» **Goal of the exercise**
The data below should be copied out exactly, with its pictures omitted.

» **Recorded data**
────────
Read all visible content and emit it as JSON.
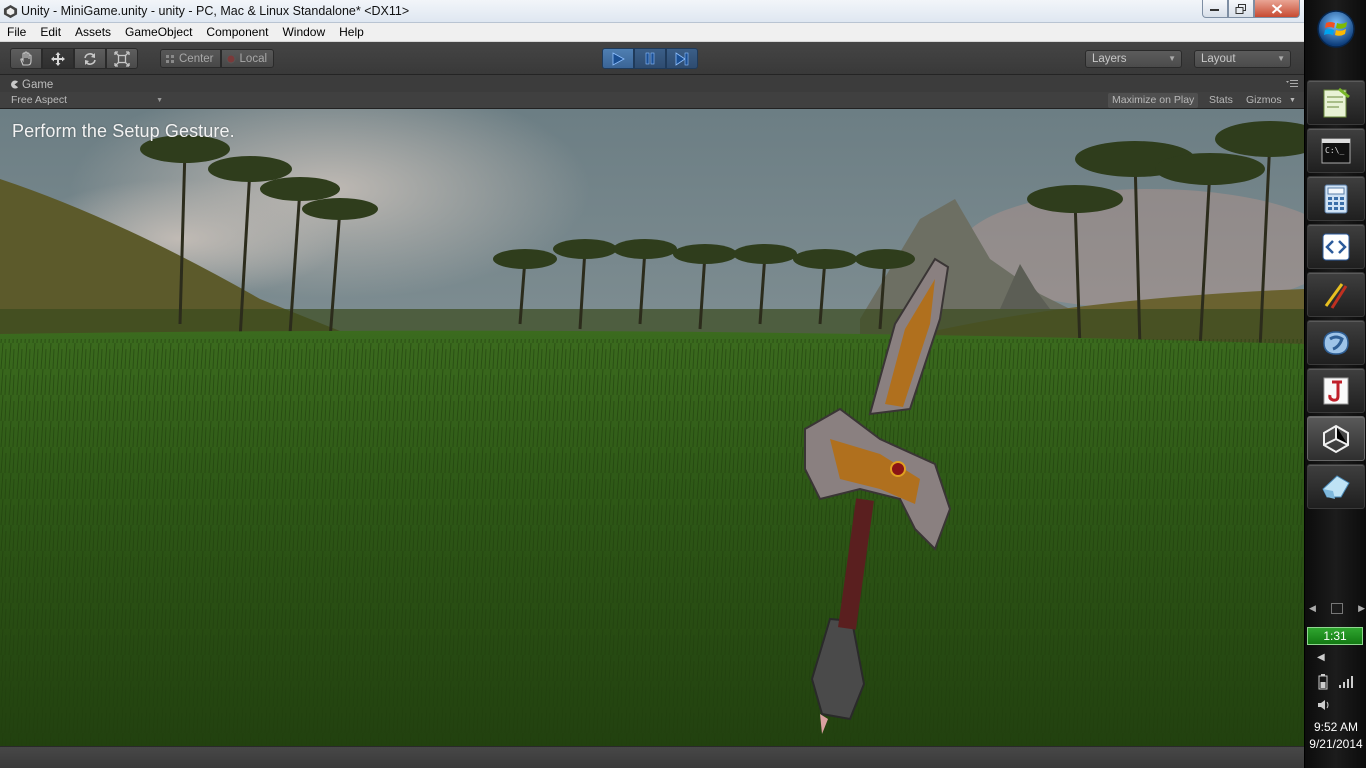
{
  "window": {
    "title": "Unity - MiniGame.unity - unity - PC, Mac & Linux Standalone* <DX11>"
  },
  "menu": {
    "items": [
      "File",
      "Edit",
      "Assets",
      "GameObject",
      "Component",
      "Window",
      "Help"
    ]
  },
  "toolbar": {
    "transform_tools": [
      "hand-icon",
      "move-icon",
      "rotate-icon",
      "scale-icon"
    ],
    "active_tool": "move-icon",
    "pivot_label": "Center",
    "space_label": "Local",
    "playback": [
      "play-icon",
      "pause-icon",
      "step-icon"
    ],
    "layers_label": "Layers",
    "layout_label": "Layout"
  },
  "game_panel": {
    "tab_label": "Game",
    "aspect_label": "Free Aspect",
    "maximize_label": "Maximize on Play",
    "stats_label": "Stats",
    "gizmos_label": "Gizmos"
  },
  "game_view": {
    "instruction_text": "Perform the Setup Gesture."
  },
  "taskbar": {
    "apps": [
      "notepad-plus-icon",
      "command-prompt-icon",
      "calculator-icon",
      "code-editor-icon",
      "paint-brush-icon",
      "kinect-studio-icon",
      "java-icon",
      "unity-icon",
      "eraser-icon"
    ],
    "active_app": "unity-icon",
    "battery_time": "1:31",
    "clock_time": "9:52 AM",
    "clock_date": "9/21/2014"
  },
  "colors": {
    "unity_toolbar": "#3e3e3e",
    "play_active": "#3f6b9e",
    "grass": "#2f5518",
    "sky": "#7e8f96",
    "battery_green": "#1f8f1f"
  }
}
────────
» **Task output**
Read all visible content and emit it as JSON.
{
  "window": {
    "title": "Unity - MiniGame.unity - unity - PC, Mac & Linux Standalone* <DX11>"
  },
  "menu": {
    "items": [
      "File",
      "Edit",
      "Assets",
      "GameObject",
      "Component",
      "Window",
      "Help"
    ]
  },
  "toolbar": {
    "transform_tools": [
      "hand-icon",
      "move-icon",
      "rotate-icon",
      "scale-icon"
    ],
    "active_tool": "move-icon",
    "pivot_label": "Center",
    "space_label": "Local",
    "playback": [
      "play-icon",
      "pause-icon",
      "step-icon"
    ],
    "layers_label": "Layers",
    "layout_label": "Layout"
  },
  "game_panel": {
    "tab_label": "Game",
    "aspect_label": "Free Aspect",
    "maximize_label": "Maximize on Play",
    "stats_label": "Stats",
    "gizmos_label": "Gizmos"
  },
  "game_view": {
    "instruction_text": "Perform the Setup Gesture."
  },
  "taskbar": {
    "apps": [
      "notepad-plus-icon",
      "command-prompt-icon",
      "calculator-icon",
      "code-editor-icon",
      "paint-brush-icon",
      "kinect-studio-icon",
      "java-icon",
      "unity-icon",
      "eraser-icon"
    ],
    "active_app": "unity-icon",
    "battery_time": "1:31",
    "clock_time": "9:52 AM",
    "clock_date": "9/21/2014"
  },
  "colors": {
    "unity_toolbar": "#3e3e3e",
    "play_active": "#3f6b9e",
    "grass": "#2f5518",
    "sky": "#7e8f96",
    "battery_green": "#1f8f1f"
  }
}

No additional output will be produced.